Instructions for the task: The records below are to be duplicated character for character.

Exercise inputs:

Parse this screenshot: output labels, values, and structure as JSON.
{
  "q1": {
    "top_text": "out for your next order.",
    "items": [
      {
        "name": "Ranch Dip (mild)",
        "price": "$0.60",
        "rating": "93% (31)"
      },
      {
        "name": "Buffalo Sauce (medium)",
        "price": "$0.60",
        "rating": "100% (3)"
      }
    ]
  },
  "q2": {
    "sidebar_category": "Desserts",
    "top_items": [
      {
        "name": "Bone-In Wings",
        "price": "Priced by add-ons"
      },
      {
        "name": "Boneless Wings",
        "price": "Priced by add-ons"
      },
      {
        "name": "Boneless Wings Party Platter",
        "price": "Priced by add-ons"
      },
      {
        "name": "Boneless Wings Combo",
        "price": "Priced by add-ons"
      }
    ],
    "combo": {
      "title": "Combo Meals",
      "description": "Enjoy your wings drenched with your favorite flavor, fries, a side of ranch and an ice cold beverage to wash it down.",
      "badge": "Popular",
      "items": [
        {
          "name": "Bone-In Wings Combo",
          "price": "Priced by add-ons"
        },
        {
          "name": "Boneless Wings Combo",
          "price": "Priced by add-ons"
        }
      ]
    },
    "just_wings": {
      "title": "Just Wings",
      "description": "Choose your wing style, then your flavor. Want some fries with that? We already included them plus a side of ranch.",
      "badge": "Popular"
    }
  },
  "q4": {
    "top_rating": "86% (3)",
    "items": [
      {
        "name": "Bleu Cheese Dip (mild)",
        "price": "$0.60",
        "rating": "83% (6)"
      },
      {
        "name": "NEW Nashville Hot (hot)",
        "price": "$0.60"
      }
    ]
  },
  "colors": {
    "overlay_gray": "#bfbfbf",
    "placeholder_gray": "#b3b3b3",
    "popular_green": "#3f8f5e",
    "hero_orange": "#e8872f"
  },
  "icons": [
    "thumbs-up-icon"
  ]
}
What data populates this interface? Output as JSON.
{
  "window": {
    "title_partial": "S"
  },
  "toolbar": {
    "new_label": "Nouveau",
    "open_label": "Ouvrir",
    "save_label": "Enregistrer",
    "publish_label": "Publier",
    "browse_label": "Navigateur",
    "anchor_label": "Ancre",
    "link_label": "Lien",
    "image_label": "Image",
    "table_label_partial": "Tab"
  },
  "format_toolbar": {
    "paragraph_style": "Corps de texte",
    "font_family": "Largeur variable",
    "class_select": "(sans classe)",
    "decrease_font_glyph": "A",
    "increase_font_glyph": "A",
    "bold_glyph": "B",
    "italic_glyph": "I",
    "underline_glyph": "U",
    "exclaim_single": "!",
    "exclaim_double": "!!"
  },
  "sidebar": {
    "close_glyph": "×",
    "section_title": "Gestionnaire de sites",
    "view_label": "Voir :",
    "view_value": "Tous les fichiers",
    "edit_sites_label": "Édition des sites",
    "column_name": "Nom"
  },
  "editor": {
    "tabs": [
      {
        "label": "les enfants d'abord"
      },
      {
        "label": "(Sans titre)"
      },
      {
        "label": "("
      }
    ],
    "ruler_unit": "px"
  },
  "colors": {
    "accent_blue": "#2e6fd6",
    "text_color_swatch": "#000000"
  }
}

Response area:
Parse this screenshot: output labels, values, and structure as JSON.
{
  "q1": {
    "top_text": "out for your next order.",
    "items": [
      {
        "name": "Ranch Dip (mild)",
        "price": "$0.60",
        "rating": "93% (31)"
      },
      {
        "name": "Buffalo Sauce (medium)",
        "price": "$0.60",
        "rating": "100% (3)"
      }
    ]
  },
  "q2": {
    "sidebar_category": "Desserts",
    "top_items": [
      {
        "name": "Bone-In Wings",
        "price": "Priced by add-ons"
      },
      {
        "name": "Boneless Wings",
        "price": "Priced by add-ons"
      },
      {
        "name": "Boneless Wings Party Platter",
        "price": "Priced by add-ons"
      },
      {
        "name": "Boneless Wings Combo",
        "price": "Priced by add-ons"
      }
    ],
    "combo": {
      "title": "Combo Meals",
      "description": "Enjoy your wings drenched with your favorite flavor, fries, a side of ranch and an ice cold beverage to wash it down.",
      "badge": "Popular",
      "items": [
        {
          "name": "Bone-In Wings Combo",
          "price": "Priced by add-ons"
        },
        {
          "name": "Boneless Wings Combo",
          "price": "Priced by add-ons"
        }
      ]
    },
    "just_wings": {
      "title": "Just Wings",
      "description": "Choose your wing style, then your flavor. Want some fries with that? We already included them plus a side of ranch.",
      "badge": "Popular"
    }
  },
  "q4": {
    "top_rating": "86% (3)",
    "items": [
      {
        "name": "Bleu Cheese Dip (mild)",
        "price": "$0.60",
        "rating": "83% (6)"
      },
      {
        "name": "NEW Nashville Hot (hot)",
        "price": "$0.60"
      }
    ]
  },
  "colors": {
    "overlay_gray": "#bfbfbf",
    "placeholder_gray": "#b3b3b3",
    "popular_green": "#3f8f5e",
    "hero_orange": "#e8872f"
  },
  "icons": [
    "thumbs-up-icon"
  ]
}
What data populates this interface? Output as JSON.
{
  "window": {
    "title_partial": "S"
  },
  "toolbar": {
    "new_label": "Nouveau",
    "open_label": "Ouvrir",
    "save_label": "Enregistrer",
    "publish_label": "Publier",
    "browse_label": "Navigateur",
    "anchor_label": "Ancre",
    "link_label": "Lien",
    "image_label": "Image",
    "table_label_partial": "Tab"
  },
  "format_toolbar": {
    "paragraph_style": "Corps de texte",
    "font_family": "Largeur variable",
    "class_select": "(sans classe)",
    "decrease_font_glyph": "A",
    "increase_font_glyph": "A",
    "bold_glyph": "B",
    "italic_glyph": "I",
    "underline_glyph": "U",
    "exclaim_single": "!",
    "exclaim_double": "!!"
  },
  "sidebar": {
    "close_glyph": "×",
    "section_title": "Gestionnaire de sites",
    "view_label": "Voir :",
    "view_value": "Tous les fichiers",
    "edit_sites_label": "Édition des sites",
    "column_name": "Nom"
  },
  "editor": {
    "tabs": [
      {
        "label": "les enfants d'abord"
      },
      {
        "label": "(Sans titre)"
      },
      {
        "label": "("
      }
    ],
    "ruler_unit": "px"
  },
  "colors": {
    "accent_blue": "#2e6fd6",
    "text_color_swatch": "#000000"
  }
}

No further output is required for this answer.